local agency may, however, be liable for damages that are:
(1) recoverable under common law or a statute creating a
cause of action; (2) caused by the negligent act of the local
agency or its employees acting within the scope of their
employment; and (3) caused by one of the specific acts
enumerated in Section 8542(b) of the Act. Section 8542(a) of
the Tort Claims Act.
issue in this appeal is whether Gillingham failed to state a
claim under Section 8542(b)(3) of the Tort Claims Act, which
is referred to as the "real property exception" to
governmental immunity. Section 8542(b)(3) of the Tort Claims Act
(b) Acts which may impose liability.-- The following acts by
a local agency or any of its employees may result in the
imposition of liability on a local agency:
. . .
(3) Real property.-- The care, custody or control of
real property in the possession of the local agency, except
that the local agency shall not be liable for damages on
account of any injury sustained by a person intentionally
trespassing on real property in the possession of the local
agency.

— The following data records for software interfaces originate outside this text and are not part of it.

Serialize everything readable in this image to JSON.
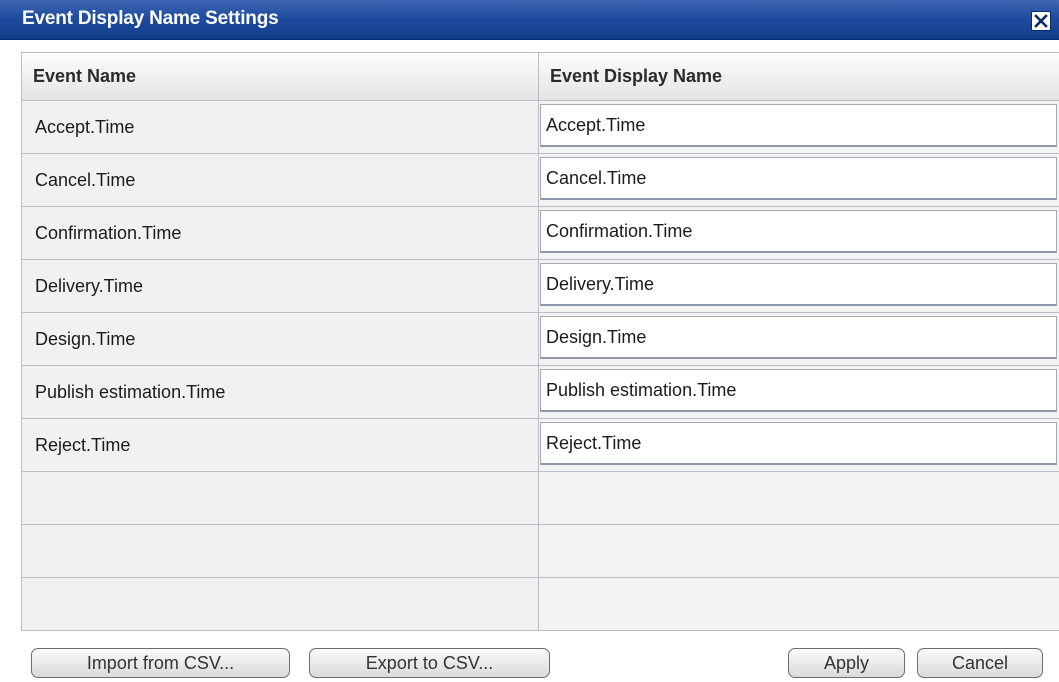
{
  "window": {
    "title": "Event Display Name Settings",
    "close_icon": "close-icon"
  },
  "table": {
    "columns": [
      "Event Name",
      "Event Display Name"
    ],
    "rows": [
      {
        "event_name": "Accept.Time",
        "display_name": "Accept.Time"
      },
      {
        "event_name": "Cancel.Time",
        "display_name": "Cancel.Time"
      },
      {
        "event_name": "Confirmation.Time",
        "display_name": "Confirmation.Time"
      },
      {
        "event_name": "Delivery.Time",
        "display_name": "Delivery.Time"
      },
      {
        "event_name": "Design.Time",
        "display_name": "Design.Time"
      },
      {
        "event_name": "Publish estimation.Time",
        "display_name": "Publish estimation.Time"
      },
      {
        "event_name": "Reject.Time",
        "display_name": "Reject.Time"
      }
    ]
  },
  "buttons": {
    "import_csv": "Import from CSV...",
    "export_csv": "Export to CSV...",
    "apply": "Apply",
    "cancel": "Cancel"
  },
  "colors": {
    "titlebar": "#1f4c9e",
    "grid_line": "#b9bec6",
    "cell_bg": "#f1f1f1"
  }
}
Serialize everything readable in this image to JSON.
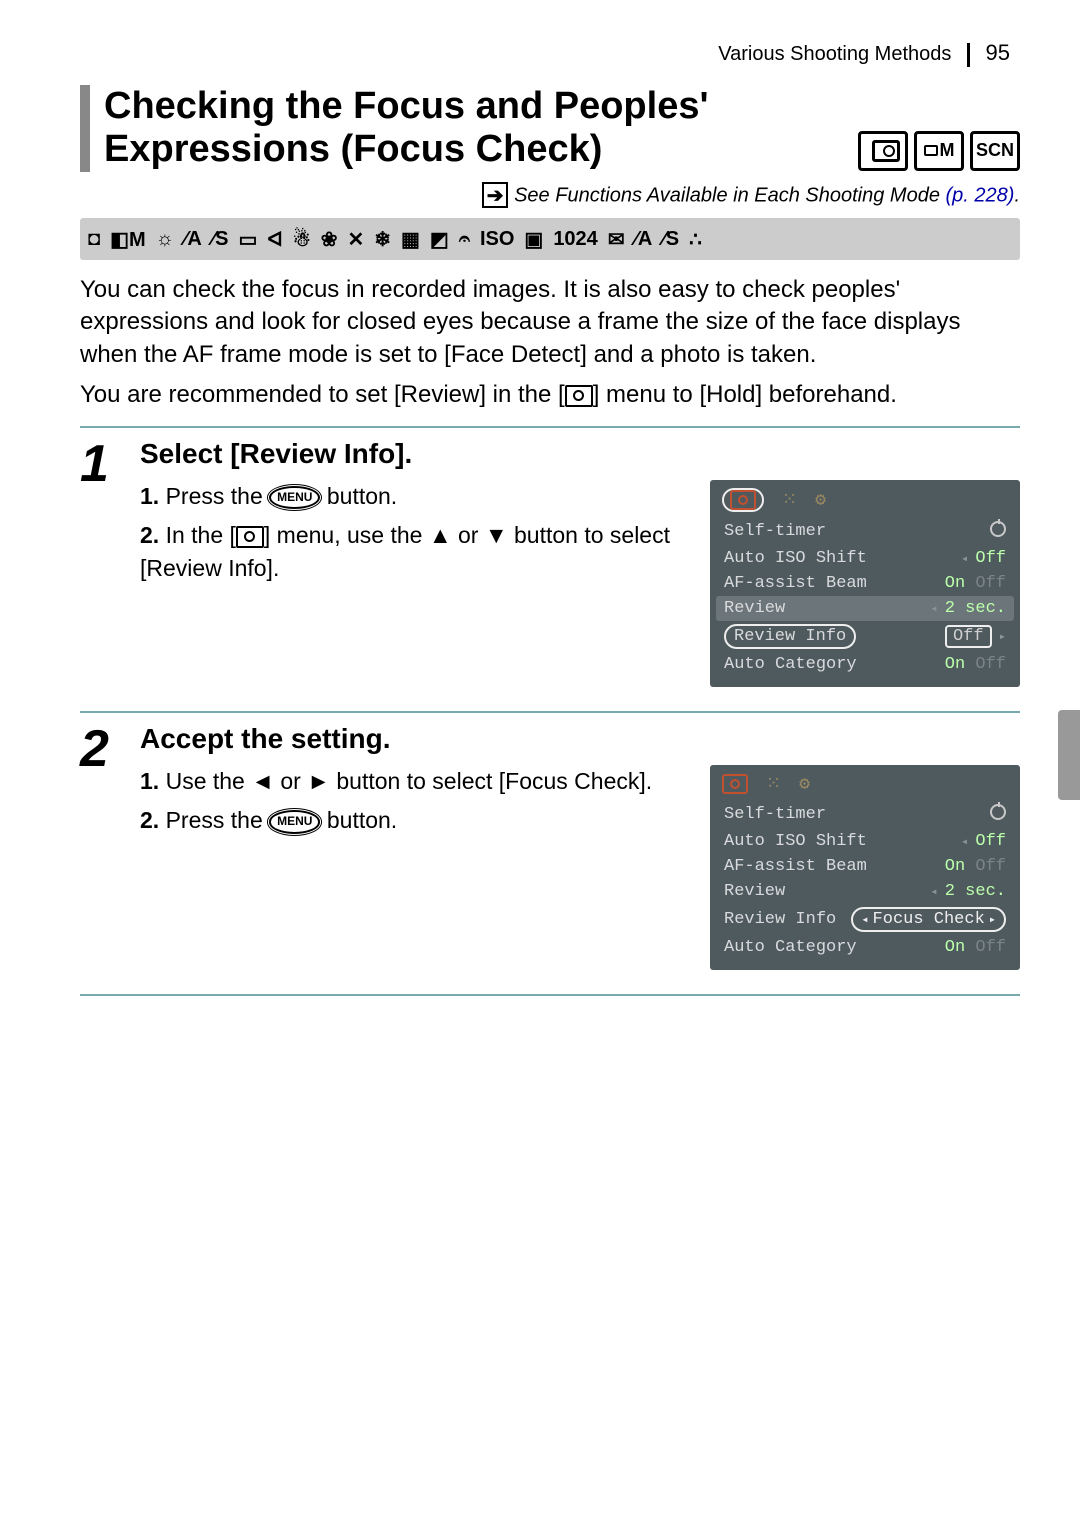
{
  "header": {
    "section": "Various Shooting Methods",
    "page": "95"
  },
  "title": "Checking the Focus and Peoples' Expressions (Focus Check)",
  "mode_badges": [
    "",
    "M",
    "SCN"
  ],
  "see_line": {
    "prefix": "See ",
    "text": "Functions Available in Each Shooting Mode",
    "link": "(p. 228)"
  },
  "iconstrip": [
    "◘",
    "◧M",
    "☼",
    "⁄A",
    "⁄S",
    "▭",
    "ᐊ",
    "☃",
    "❀",
    "✕",
    "❄",
    "▦",
    "◩",
    "𝄐",
    "ISO",
    "▣",
    "1024",
    "✉",
    "⁄A",
    "⁄S",
    "∴"
  ],
  "para1": "You can check the focus in recorded images. It is also easy to check peoples' expressions and look for closed eyes because a frame the size of the face displays when the AF frame mode is set to [Face Detect] and a photo is taken.",
  "para2a": "You are recommended to set [Review] in the [",
  "para2b": "] menu to [Hold] beforehand.",
  "steps": [
    {
      "num": "1",
      "head": "Select [Review Info].",
      "lines": [
        {
          "n": "1.",
          "pre": "Press the ",
          "btn": "MENU",
          "post": " button."
        },
        {
          "n": "2.",
          "pre": "In the [",
          "cam": true,
          "mid": "] menu, use the ",
          "a1": "▲",
          "or": " or ",
          "a2": "▼",
          "post": " button to select [Review Info]."
        }
      ],
      "lcd": {
        "circleTabs": true,
        "rows": [
          {
            "label": "Self-timer",
            "icon": "timer"
          },
          {
            "label": "Auto ISO Shift",
            "val": "Off",
            "tri": true
          },
          {
            "label": "AF-assist Beam",
            "val": "On",
            "valoff": "Off"
          },
          {
            "label": "Review",
            "val": "2 sec.",
            "hl": true,
            "tri": true
          },
          {
            "label": "Review Info",
            "circle": true,
            "boxval": "Off",
            "triR": true
          },
          {
            "label": "Auto Category",
            "val": "On",
            "valoff": "Off"
          }
        ]
      }
    },
    {
      "num": "2",
      "head": "Accept the setting.",
      "lines": [
        {
          "n": "1.",
          "pre": "Use the ",
          "a1": "◄",
          "or": " or ",
          "a2": "►",
          "post": " button to select [Focus Check]."
        },
        {
          "n": "2.",
          "pre": "Press the ",
          "btn": "MENU",
          "post": " button."
        }
      ],
      "lcd": {
        "circleTabs": false,
        "rows": [
          {
            "label": "Self-timer",
            "icon": "timer"
          },
          {
            "label": "Auto ISO Shift",
            "val": "Off",
            "tri": true
          },
          {
            "label": "AF-assist Beam",
            "val": "On",
            "valoff": "Off"
          },
          {
            "label": "Review",
            "val": "2 sec.",
            "tri": true
          },
          {
            "label": "Review Info",
            "pill": "Focus Check"
          },
          {
            "label": "Auto Category",
            "val": "On",
            "valoff": "Off"
          }
        ]
      }
    }
  ]
}
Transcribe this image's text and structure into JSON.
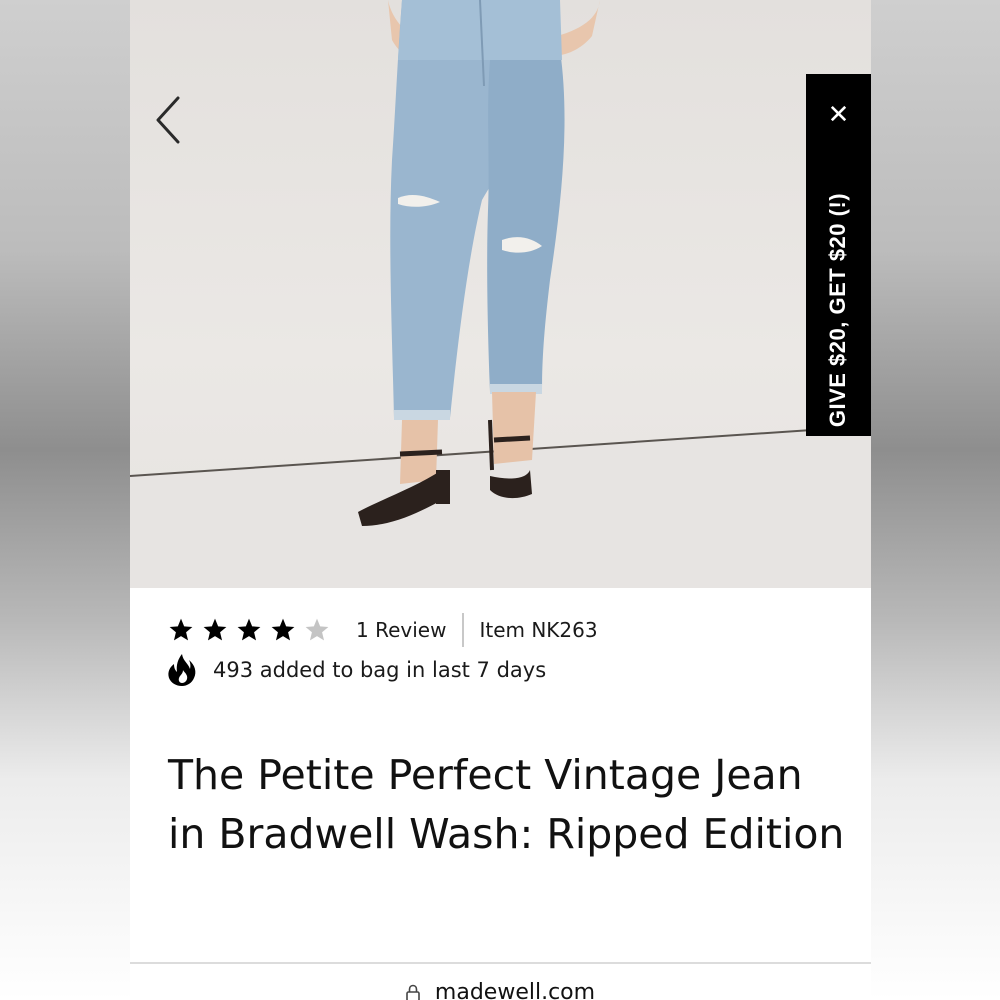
{
  "promo": {
    "label": "GIVE $20, GET $20 (!)",
    "close_glyph": "✕"
  },
  "gallery": {
    "prev_icon": "chevron-left-icon"
  },
  "rating": {
    "stars_filled": 4,
    "stars_total": 5,
    "review_count": "1 Review",
    "item_number": "Item NK263"
  },
  "popularity": {
    "icon": "flame-icon",
    "text": "493 added to bag in last 7 days"
  },
  "product": {
    "title": "The Petite Perfect Vintage Jean in Bradwell Wash: Ripped Edition"
  },
  "browser": {
    "url": "madewell.com"
  },
  "colors": {
    "promo_bg": "#000000",
    "text": "#111111",
    "star_filled": "#000000",
    "star_empty": "#c4c4c4"
  }
}
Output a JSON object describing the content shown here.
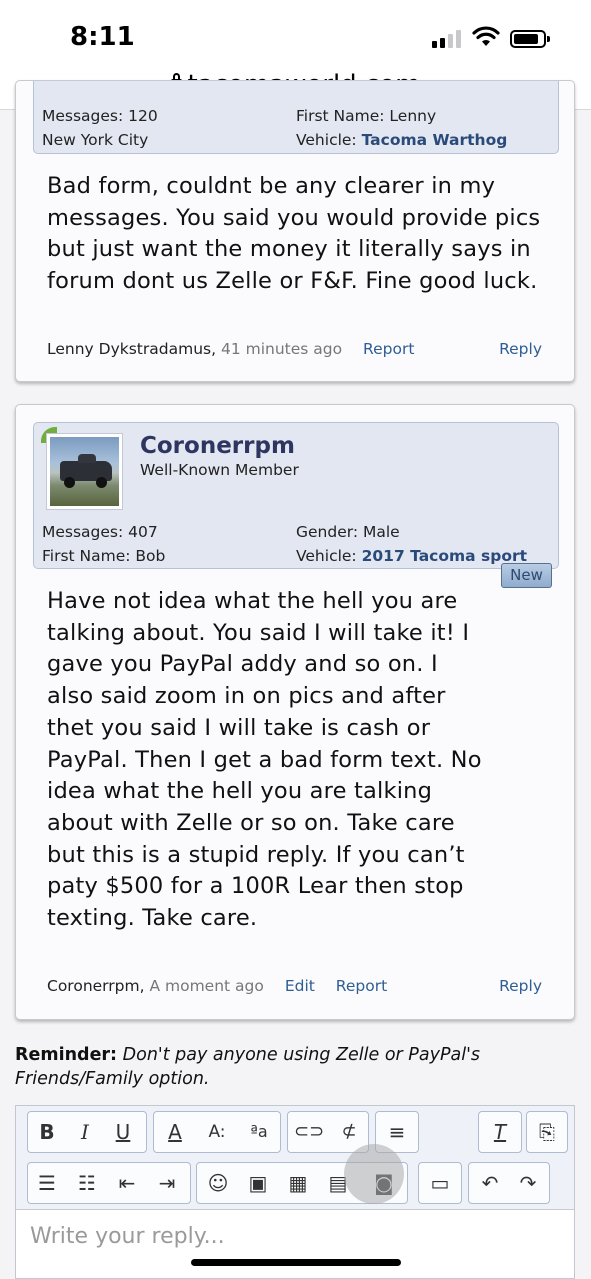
{
  "status": {
    "time": "8:11"
  },
  "browser": {
    "url": "tacomaworld.com"
  },
  "post1": {
    "messages": "Messages: 120",
    "location": "New York City",
    "first_name": "First Name: Lenny",
    "vehicle_label": "Vehicle:",
    "vehicle": "Tacoma Warthog",
    "body_lines": [
      "Bad form, couldnt be any clearer in my",
      "messages. You said you would provide pics",
      "but just want the money it literally says in",
      "forum dont us Zelle or F&F. Fine good luck."
    ],
    "author": "Lenny Dykstradamus,",
    "time_ago": "41 minutes ago",
    "report": "Report",
    "reply": "Reply"
  },
  "post2": {
    "username": "Coronerrpm",
    "role": "Well-Known Member",
    "messages": "Messages: 407",
    "first_name": "First Name: Bob",
    "gender": "Gender: Male",
    "vehicle_label": "Vehicle:",
    "vehicle": "2017 Tacoma sport",
    "badge": "New",
    "body_lines": [
      "Have not idea what the hell you are",
      "talking about. You said I will take it! I",
      "gave you PayPal addy and so on. I",
      "also said zoom in on pics and after",
      "thet you said I will take is cash or",
      "PayPal. Then I get a bad form text. No",
      "idea what the hell you are talking",
      "about with Zelle or so on. Take care",
      "but this is a stupid reply. If you can’t",
      "paty $500 for a 100R Lear then stop",
      "texting. Take care."
    ],
    "author": "Coronerrpm,",
    "time_ago": "A moment ago",
    "edit": "Edit",
    "report": "Report",
    "reply": "Reply"
  },
  "reminder": {
    "label": "Reminder:",
    "line1": "Don't pay anyone using Zelle or PayPal's",
    "line2": "Friends/Family option."
  },
  "editor": {
    "placeholder": "Write your reply...",
    "toolbar_icons": [
      "bold-icon",
      "italic-icon",
      "underline-icon",
      "text-color-icon",
      "font-size-icon",
      "font-family-icon",
      "link-icon",
      "unlink-icon",
      "align-icon",
      "remove-format-icon",
      "undo-style-icon",
      "bullet-list-icon",
      "numbered-list-icon",
      "outdent-icon",
      "indent-icon",
      "smilie-icon",
      "image-icon",
      "media-icon",
      "code-icon",
      "camera-icon",
      "save-draft-icon",
      "undo-icon",
      "redo-icon"
    ]
  }
}
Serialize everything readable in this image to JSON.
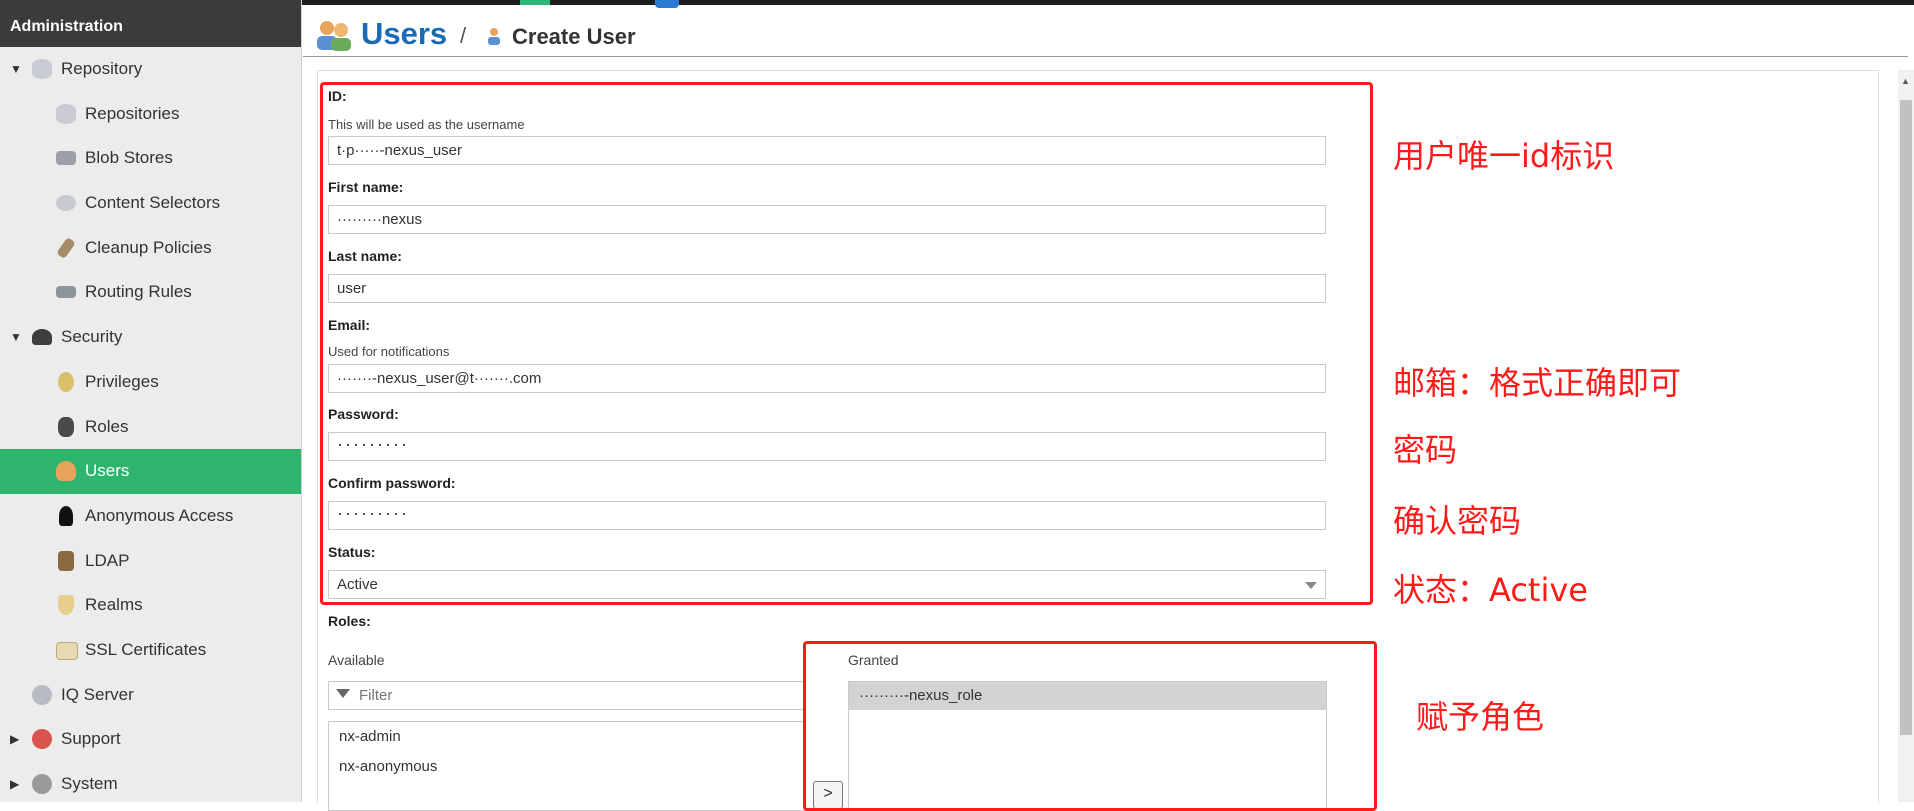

As used in this paragraph, "real property"
shall not include:
(i) trees, traffic signs, lights and other traffic controls,
street lights and street lighting systems;
(ii) facilities of steam, sewer, water, gas and electric
systems owned by the local agency and located within
(iii) streets; or
exception applies "where acts of the local agency or its
employees make the property unsafe for the activities for
which it is regularly used, for which it is intended to be
used or for which it may reasonably be foreseen to be
used." Moles v. Borough of Norristown, 780 A.2d
787, 791 (Pa. Cmwlth. 2001). "Because of the clear
intent to insulate government from exposure to tort
liability, the exceptions to immunity are to be strictly
construed." Lockwood v. City of Pittsburgh, 751
A.2d 1136, 1139 (Pa. 2000).
are two approaches that can be used to determine whether to
apply the real property exception to immunity under the Tort
Claims Act-the Grieff approach and the
Blocker approach. Repko v. Chichester Sch.
Dist., 904 A.2d 1036, 1040 (Pa. Cmwlth. 2006). Both
approaches have been applied by the courts. Id. We
acknowledge that "at times, deciding which approach to
apply under a given set of facts is challenging."
Id. In deciding which approach to apply, this Court
determines which line of cases has more analogous facts
pertaining to causation.
the Grieff approach, the determinative inquiry is
whether the injury is caused by the care, custody, or control
of the real property itself. Id. In Grieff,
our Supreme Court held that the real property exception
applied to injuries caused by the alleged negligent care of a
fire association's property. Grieff, 693 A.2d at
197. There, the fire chief poured paint thinner onto the
floor to remove paint from the floor. Id. at 196.
The paint thinner spread across the floor and caught fire
under a refrigerator, causing severe injuries to a bystander.
Id. The Court explained that the fire chief's
alleged negligence was in the paint removal, and paint
removal clearly fell within the exception's ...